▶ What you are asked to do:
Whenever a line in the records below holds the string "handle", copy it out.

▶ Information given:
::::

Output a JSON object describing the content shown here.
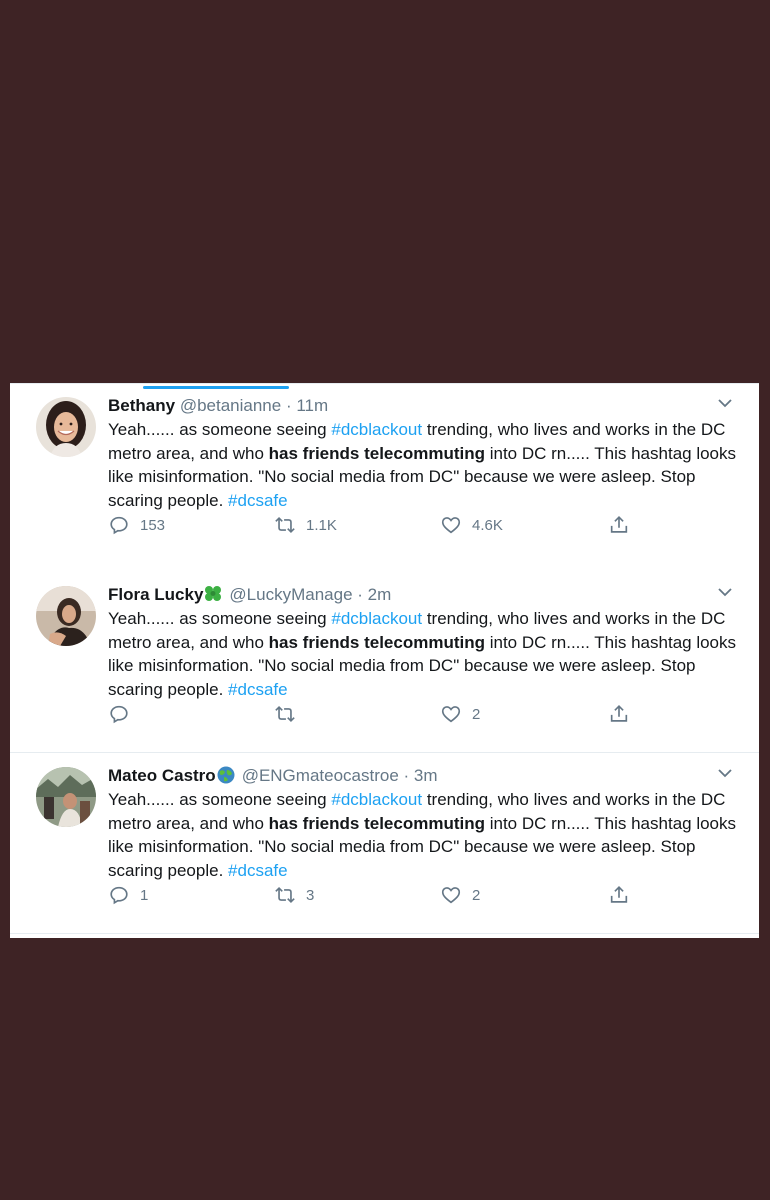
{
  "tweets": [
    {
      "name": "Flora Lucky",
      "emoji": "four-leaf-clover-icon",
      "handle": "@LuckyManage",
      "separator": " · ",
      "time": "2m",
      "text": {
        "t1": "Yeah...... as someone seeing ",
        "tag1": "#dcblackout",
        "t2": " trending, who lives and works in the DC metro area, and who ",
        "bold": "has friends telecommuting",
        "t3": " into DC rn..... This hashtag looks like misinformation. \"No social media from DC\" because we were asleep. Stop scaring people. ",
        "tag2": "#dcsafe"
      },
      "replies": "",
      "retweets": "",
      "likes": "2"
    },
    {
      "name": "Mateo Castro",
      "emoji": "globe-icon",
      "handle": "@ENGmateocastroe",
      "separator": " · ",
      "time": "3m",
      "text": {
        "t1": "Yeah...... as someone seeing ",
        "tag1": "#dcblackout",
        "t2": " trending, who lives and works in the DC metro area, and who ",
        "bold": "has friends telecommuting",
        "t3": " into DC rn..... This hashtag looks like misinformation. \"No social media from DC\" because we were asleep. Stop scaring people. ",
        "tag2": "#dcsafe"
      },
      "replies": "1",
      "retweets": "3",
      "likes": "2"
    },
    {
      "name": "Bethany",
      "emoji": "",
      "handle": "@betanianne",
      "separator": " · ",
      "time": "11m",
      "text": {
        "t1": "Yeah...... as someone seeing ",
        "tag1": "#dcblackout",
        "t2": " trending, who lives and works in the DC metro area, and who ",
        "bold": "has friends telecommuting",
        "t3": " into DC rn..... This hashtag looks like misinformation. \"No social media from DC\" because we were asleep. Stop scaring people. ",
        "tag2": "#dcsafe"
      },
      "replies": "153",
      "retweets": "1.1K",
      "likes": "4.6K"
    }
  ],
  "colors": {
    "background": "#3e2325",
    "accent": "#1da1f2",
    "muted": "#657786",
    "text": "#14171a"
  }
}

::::

▶ Output of the exercise:
      "handle": "@LuckyManage",
      "handle": "@ENGmateocastroe",
      "handle": "@betanianne",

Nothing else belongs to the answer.